_Problem requirements_.
Copy out all lines of the records in which the word "value" appears.

══ Provided records

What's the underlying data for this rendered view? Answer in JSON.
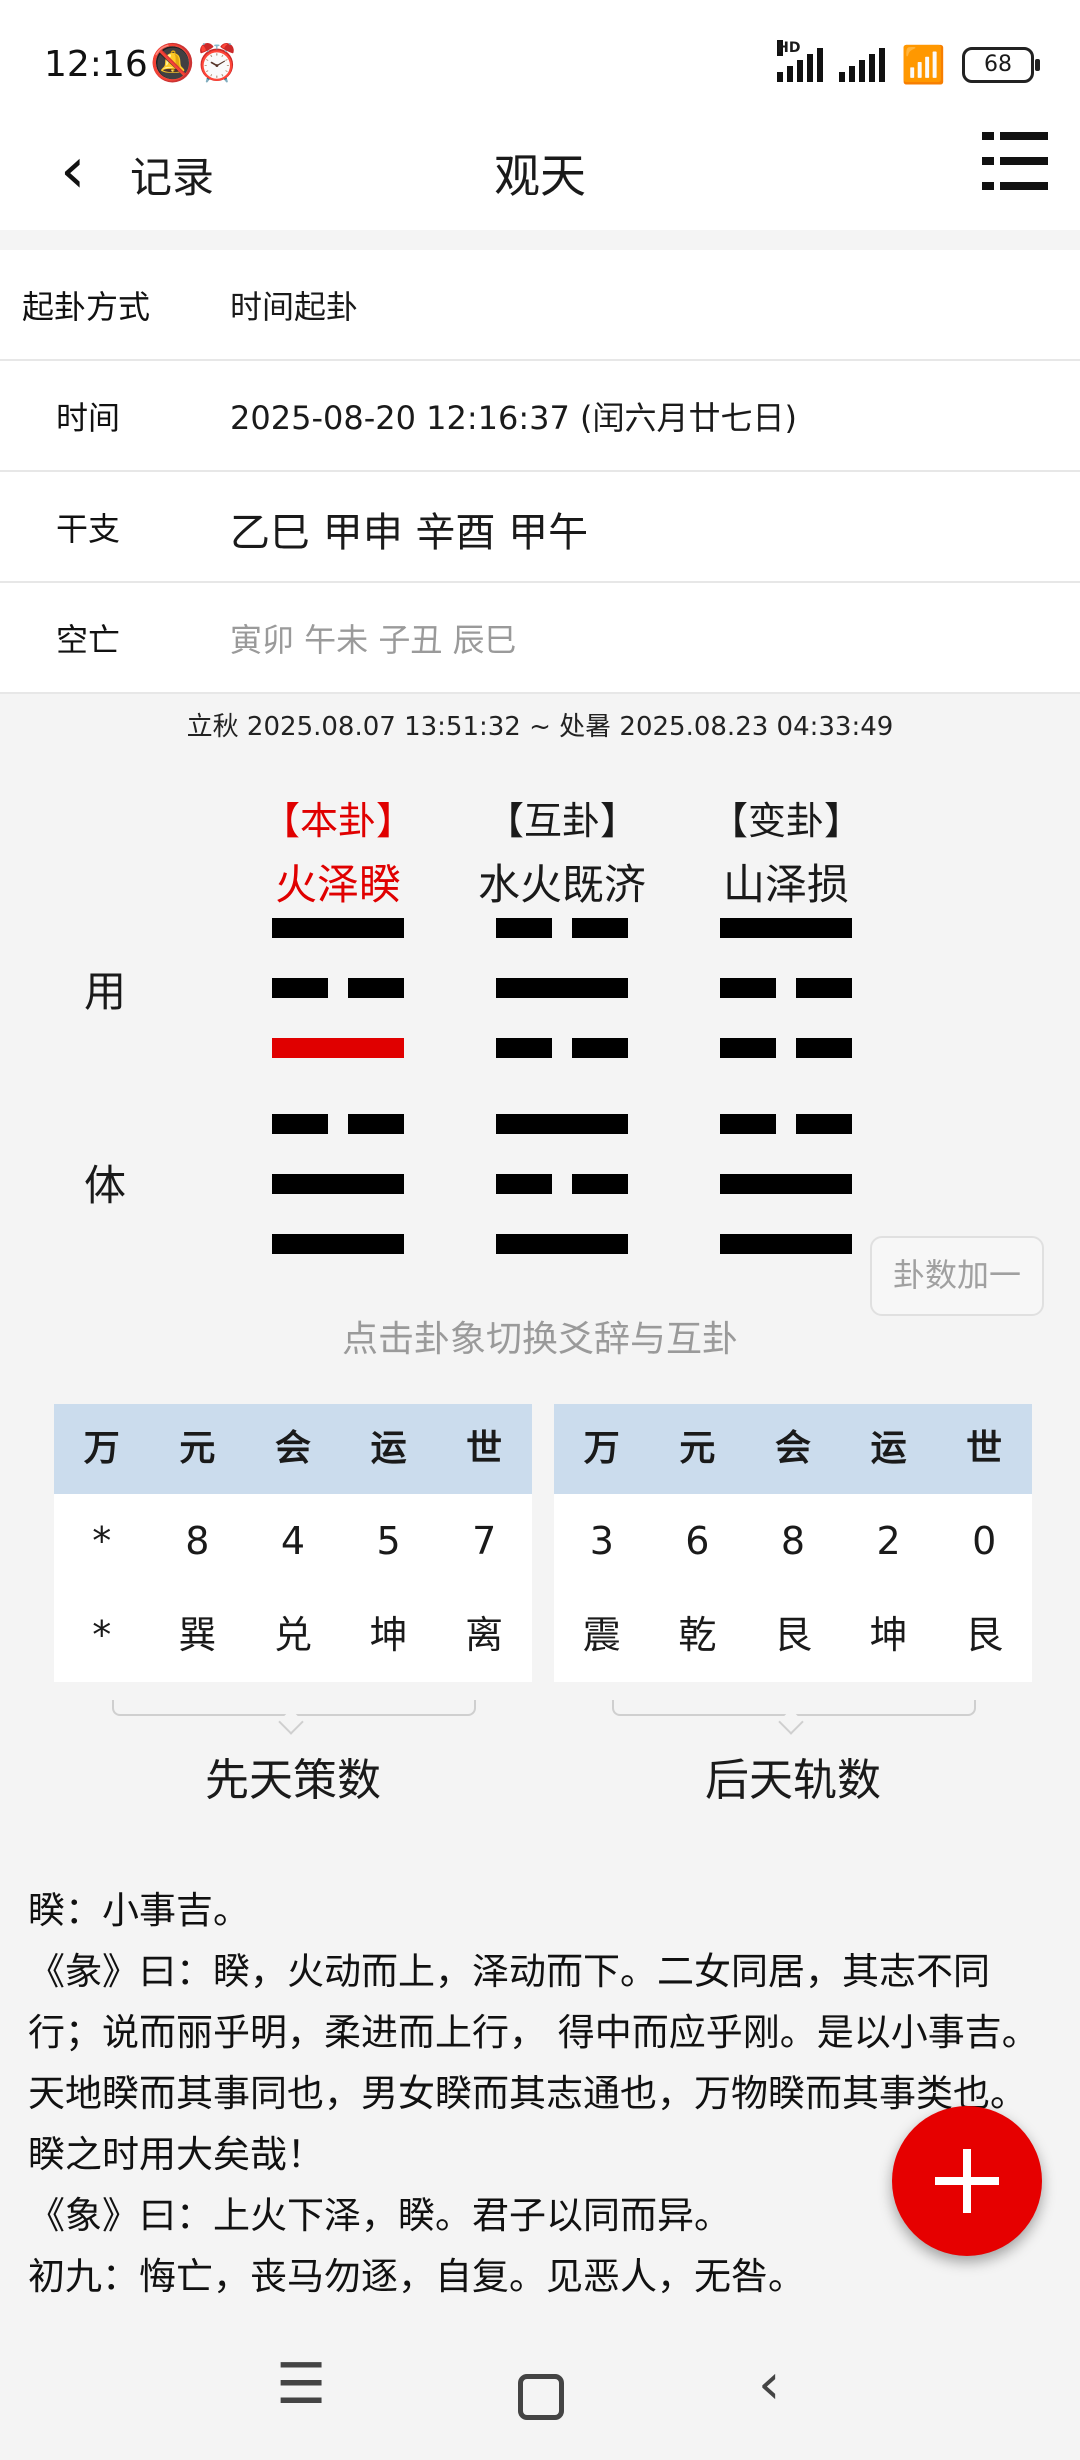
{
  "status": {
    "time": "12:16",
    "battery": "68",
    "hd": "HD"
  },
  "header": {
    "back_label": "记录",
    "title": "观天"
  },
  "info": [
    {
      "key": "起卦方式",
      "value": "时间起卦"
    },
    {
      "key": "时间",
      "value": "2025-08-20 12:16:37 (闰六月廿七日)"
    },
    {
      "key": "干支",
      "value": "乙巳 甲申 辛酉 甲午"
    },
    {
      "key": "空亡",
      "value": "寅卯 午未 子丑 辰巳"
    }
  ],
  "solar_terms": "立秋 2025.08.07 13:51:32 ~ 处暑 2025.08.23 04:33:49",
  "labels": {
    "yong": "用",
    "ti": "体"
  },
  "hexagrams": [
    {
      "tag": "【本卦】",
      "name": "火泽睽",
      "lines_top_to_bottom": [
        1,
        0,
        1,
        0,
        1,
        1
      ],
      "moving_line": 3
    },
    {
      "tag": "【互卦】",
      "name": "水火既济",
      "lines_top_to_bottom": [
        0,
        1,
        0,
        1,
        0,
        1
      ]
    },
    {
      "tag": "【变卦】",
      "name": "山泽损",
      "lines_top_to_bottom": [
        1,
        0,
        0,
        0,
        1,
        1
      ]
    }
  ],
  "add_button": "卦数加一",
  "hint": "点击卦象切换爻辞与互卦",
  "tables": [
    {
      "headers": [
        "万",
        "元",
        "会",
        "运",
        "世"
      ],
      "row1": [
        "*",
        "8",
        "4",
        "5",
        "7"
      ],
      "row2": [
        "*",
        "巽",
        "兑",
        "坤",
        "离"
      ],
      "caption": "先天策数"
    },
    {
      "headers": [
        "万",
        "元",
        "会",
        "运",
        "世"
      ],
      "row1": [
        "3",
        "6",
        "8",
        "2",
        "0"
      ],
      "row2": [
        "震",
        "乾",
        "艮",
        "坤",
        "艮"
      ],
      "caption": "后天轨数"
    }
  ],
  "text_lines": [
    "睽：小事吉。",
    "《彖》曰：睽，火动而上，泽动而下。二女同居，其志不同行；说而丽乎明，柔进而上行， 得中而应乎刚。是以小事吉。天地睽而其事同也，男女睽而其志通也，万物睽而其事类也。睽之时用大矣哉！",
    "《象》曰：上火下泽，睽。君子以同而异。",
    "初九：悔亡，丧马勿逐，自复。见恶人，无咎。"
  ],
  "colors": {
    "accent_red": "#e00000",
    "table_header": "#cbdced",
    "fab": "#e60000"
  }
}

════

_Written answer_.
      "value": "时间起卦"
      "value": "2025-08-20 12:16:37 (闰六月廿七日)"
      "value": "乙巳 甲申 辛酉 甲午"
      "value": "寅卯 午未 子丑 辰巳"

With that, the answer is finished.